Through the spring and summer of 1848, the Hungarian leaders had maintained an attitude of patient expectation with regard to the Saxons, but later they turned angry and hostile, blaming Saxons both for the Romanian insurgency and for the Russian intervention. 'Premature clemency is a dagger that we hand to the enemy so that he can stab us in the heart,' wrote Kossuth to Csányi, instructing the latter to set up martial courts.[85]85. Kossuth to Csányi, Debrecen, 23 April 1849, in Kossuth Lajos összes munkái XV, p. 93. The execution of Stephan Ludwig Roth was designed to serve as an exemplary deterrent. Trusting in the amnesty, the Saxon pastor had decided not to flee, and he stayed away from politics after the expulsion of Austrian troops, which effectively terminated his appoinment as Küküllő County's royal commissier for civil affairs. Moreover, he had no blood on his {3-310.} hands. The cases of those who pleaded not guilty to murder charges were referred to civilian courts, but Roth chose to plead guilty, and he thereby left the summary court no choice but to hand down a death sentence. By coincidence, a professor of law from Nagyenyed, Károly Szász, had spoken up in parliament against making martial law apply to acts committed before February 1849; parliament nevertheless endorsed the provision for retroactivity under which Roth came to be prosecuted. His execution was one of the more tragic consequences of the civil war.

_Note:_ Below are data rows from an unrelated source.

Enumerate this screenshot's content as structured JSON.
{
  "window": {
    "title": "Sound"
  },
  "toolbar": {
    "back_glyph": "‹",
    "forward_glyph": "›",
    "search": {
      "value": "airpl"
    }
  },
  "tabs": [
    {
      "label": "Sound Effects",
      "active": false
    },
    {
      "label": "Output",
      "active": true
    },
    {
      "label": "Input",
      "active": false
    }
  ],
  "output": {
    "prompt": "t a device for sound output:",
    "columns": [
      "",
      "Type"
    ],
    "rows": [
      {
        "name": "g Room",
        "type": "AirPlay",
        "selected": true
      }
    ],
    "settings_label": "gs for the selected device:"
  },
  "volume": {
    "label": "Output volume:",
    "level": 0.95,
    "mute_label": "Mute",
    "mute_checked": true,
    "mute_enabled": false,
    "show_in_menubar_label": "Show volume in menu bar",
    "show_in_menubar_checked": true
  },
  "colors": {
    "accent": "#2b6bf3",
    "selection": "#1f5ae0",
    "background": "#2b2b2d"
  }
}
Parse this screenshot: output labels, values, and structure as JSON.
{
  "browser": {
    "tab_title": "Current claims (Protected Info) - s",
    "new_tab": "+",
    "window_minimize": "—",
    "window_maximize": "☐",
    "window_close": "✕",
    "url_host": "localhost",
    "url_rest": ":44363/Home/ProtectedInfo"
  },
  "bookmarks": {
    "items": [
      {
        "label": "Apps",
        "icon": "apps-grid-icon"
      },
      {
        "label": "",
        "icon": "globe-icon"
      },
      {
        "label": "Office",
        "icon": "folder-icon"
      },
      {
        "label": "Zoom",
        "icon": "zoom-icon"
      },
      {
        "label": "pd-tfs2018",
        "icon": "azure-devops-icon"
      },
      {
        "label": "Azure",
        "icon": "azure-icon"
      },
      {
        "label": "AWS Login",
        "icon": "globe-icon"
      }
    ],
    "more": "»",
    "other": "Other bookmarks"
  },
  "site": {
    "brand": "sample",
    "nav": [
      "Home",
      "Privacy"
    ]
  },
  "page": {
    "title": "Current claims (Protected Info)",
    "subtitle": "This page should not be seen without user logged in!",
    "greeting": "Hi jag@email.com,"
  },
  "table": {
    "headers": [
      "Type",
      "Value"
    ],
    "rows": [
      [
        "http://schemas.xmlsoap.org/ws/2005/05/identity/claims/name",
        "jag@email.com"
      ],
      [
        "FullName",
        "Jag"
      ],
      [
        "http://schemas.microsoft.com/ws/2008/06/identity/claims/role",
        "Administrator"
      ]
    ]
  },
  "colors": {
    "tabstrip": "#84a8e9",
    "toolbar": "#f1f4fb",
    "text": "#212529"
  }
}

In light of certain expectations and hopes on the part of Saxons, it can be concluded that the curtailment of Bem's amnesty policy was a mistake. On the other hand, the process of consolidation was facilitated by the Hungarian government's initiatives to reactivate public and judicial administration in the Saxon region and ensure a more democratic selection of deputies and officials. The election of Simon Schreiber — the Saxons' principal spokes-man in the diet during the Reform Era — as mayor of Nagyszeben helped to mitigate mistrust, as did the recognition of German as the Saxons' official language and the willingness of Mózes Berde, Csányi's deputy, to accept petitions drafted in German. The two government commissioners who were put in charge of Nagyszeben and Brassó, Berde and a professor of law from Marosvásárhely, Elek Dósa, tried to avoid taking reprisals and to compensate for the military's excesses by acting in a moderate and even-handed manner. Unfettered by censorship, the press, that important forum of Saxon public affairs, revived in both cities.

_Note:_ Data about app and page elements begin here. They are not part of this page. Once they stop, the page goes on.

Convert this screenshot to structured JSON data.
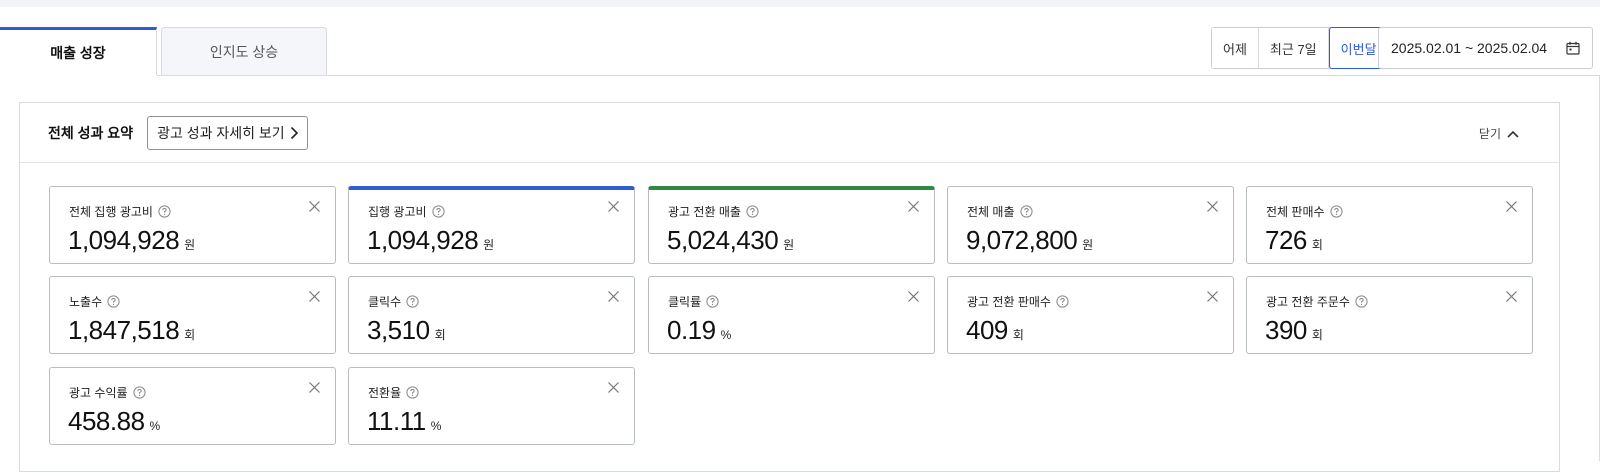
{
  "tabs": [
    {
      "label": "매출 성장",
      "active": true
    },
    {
      "label": "인지도 상승",
      "active": false
    }
  ],
  "date_presets": [
    {
      "label": "어제",
      "selected": false
    },
    {
      "label": "최근 7일",
      "selected": false
    },
    {
      "label": "이번달",
      "selected": true
    }
  ],
  "date_range": "2025.02.01 ~ 2025.02.04",
  "summary": {
    "title": "전체 성과 요약",
    "detail_button": "광고 성과 자세히 보기",
    "close_label": "닫기"
  },
  "colors": {
    "accent_blue": "#2f5bd3",
    "accent_green": "#2e8b3f"
  },
  "metrics": [
    {
      "label": "전체 집행 광고비",
      "value": "1,094,928",
      "unit": "원"
    },
    {
      "label": "집행 광고비",
      "value": "1,094,928",
      "unit": "원"
    },
    {
      "label": "광고 전환 매출",
      "value": "5,024,430",
      "unit": "원"
    },
    {
      "label": "전체 매출",
      "value": "9,072,800",
      "unit": "원"
    },
    {
      "label": "전체 판매수",
      "value": "726",
      "unit": "회"
    },
    {
      "label": "노출수",
      "value": "1,847,518",
      "unit": "회"
    },
    {
      "label": "클릭수",
      "value": "3,510",
      "unit": "회"
    },
    {
      "label": "클릭률",
      "value": "0.19",
      "unit": "%"
    },
    {
      "label": "광고 전환 판매수",
      "value": "409",
      "unit": "회"
    },
    {
      "label": "광고 전환 주문수",
      "value": "390",
      "unit": "회"
    },
    {
      "label": "광고 수익률",
      "value": "458.88",
      "unit": "%"
    },
    {
      "label": "전환율",
      "value": "11.11",
      "unit": "%"
    }
  ]
}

The habits acquired in the earlier years of the century also helped to stimulate a revival of public life in Brassó. Anonymous 'liberals' drew up a plan that agreed in several important respects with the bill that had been drafted the previous summer by the unification committee. Stressing that they had 'supported the Hungarian cause at a time when people like Széchenyi still entertained doubts about it,' the authors warned that Saxons would emigrate if the Szászföld's autonomous, 'liberal democratic' institutions were {3-311.} abolished.[86]86. Vorschlag zur harmonischen Einfügung der bürgerlich demokrati-schen Einrichtungen der Sachsen in die neue Staatsverfassung Ungarns. Vienna, Österreichisches Staatsarchiv, Haus-, Hof und Staatsarchiv, Nachlass Reicheinstein, Kn. 4. VI. Brassó's intelligentsia proclaimed the triumph of their ideas. The journalist Anton Kurz served as an aide-decamp to Bem. Leopold Max Moltke, the German newspaper's new editor, hailed Kossuth as 'the president of the first East-European republic.' Brassó's delegation may have been less than enthusiastic when it set off for Debrecen to deliver the pledge of allegiance of the town and its district in response to the Hungarian Declaration of Independence, but Moltke was moved by sincere revolutionary fervour when he greeted the April 14 proclamation as a major event in world history. He hoped for a new wave of revolutions that would lead to the creation of nation-states and looked forward to a Hungary where cohabiting nationalities would enjoy extensive language rights.

The Hungarian leaders were led by their historic experience and outlook and, above all, by their assessment of recent developments, to deal with the rebellious peasants in the counties in a manner different from that adopted with regard to the same problem in the Szászföld. Blaming the Austrian military and their allies for the previous autumn's counter-revolutionary initiatives, they pursued a dual policy, of reprisals against activists and amnesty for those who submitted peacefully. They wanted to restore order and property rights by applying the full force of the law against landowners and peasants alike. Labour rent, which evoked memories of socage, was proscribed by Csányi. In Hungary proper, payment in services for seigniorial lands in the possession of peasants was made illegal, but the decree concerning Transylvania took into consideration the heavy losses caused by the civil war and the unsettled situation; it allowed penurious landowners to negotiate interim arrangements with the peasants pending a final settlement of the matter by parliament. Csányi and his successors, first Károly Szentiványi, and then Dániel Boczkó (avowedly Hungarian, but held to be of Romanian origin), were determined to forestall arbitrary measures, but some landowners persisted in exploiting the ambiguous nature of the decree.

{3-312.} The process of post-revolutionary consolidation involved some measures that would prove counterproductive. One was the establishment of a large numer of summary tribunals. The other was the formation of auxiliary units to help the small standing army in the tasks of maintaining order, retrieving plundered goods, and tracking down insurgents; many of these irregular units resorted to vengeful reprisals as they moved from village to village. To be sure, there were also more edifying instances of Romanian and Hungarian peasants sheltering each other from collective punishment. Most of those who fled sought refuge in the Érc Mountains, where they lent new strength to the Romanian resistance movement. The summary courts had generated numerous abuses, and when, in summer 1849, Bem returned from the Banat, he suspended their activity. Several of Bem's battalions had a majority of Romanians and were topped up with new recruits, but, in general, he was content if the Romanians and the Saxons maintained a posture of neutrality. Alas, developments that might well have been prevented soon embittered the festering conflicts in Transylvania.